## Problem to work on
Everything below from the line with "Read all visible content and emit it as JSON." to the last line, both included, is to be written out exactly, with nothing added.

## Input material
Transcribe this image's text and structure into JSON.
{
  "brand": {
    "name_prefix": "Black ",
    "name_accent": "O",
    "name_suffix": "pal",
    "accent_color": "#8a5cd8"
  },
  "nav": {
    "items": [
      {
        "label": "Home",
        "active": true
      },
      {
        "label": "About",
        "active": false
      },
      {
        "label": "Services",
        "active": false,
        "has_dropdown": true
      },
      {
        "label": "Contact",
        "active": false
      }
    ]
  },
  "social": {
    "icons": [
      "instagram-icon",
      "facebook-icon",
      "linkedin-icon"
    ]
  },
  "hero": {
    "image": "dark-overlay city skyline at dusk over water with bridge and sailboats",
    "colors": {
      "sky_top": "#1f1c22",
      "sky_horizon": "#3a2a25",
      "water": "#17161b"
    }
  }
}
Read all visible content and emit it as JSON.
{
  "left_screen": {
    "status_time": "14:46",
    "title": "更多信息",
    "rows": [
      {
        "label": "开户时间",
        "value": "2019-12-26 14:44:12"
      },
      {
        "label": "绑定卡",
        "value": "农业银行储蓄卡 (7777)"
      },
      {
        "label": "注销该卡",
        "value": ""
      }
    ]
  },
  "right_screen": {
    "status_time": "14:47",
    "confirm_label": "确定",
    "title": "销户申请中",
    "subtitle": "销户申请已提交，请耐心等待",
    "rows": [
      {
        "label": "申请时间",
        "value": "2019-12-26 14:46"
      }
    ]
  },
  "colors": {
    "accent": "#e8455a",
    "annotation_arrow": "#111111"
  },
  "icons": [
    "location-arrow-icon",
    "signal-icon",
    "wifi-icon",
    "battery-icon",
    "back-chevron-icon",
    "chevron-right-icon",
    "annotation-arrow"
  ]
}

## Exercise answer
Read all visible content and emit it as JSON.
{
  "left_screen": {
    "status_time": "14:46",
    "title": "更多信息",
    "rows": [
      {
        "label": "开户时间",
        "value": "2019-12-26 14:44:12"
      },
      {
        "label": "绑定卡",
        "value": "农业银行储蓄卡 (7777)"
      },
      {
        "label": "注销该卡",
        "value": ""
      }
    ]
  },
  "right_screen": {
    "status_time": "14:47",
    "confirm_label": "确定",
    "title": "销户申请中",
    "subtitle": "销户申请已提交，请耐心等待",
    "rows": [
      {
        "label": "申请时间",
        "value": "2019-12-26 14:46"
      }
    ]
  },
  "colors": {
    "accent": "#e8455a",
    "annotation_arrow": "#111111"
  },
  "icons": [
    "location-arrow-icon",
    "signal-icon",
    "wifi-icon",
    "battery-icon",
    "back-chevron-icon",
    "chevron-right-icon",
    "annotation-arrow"
  ]
}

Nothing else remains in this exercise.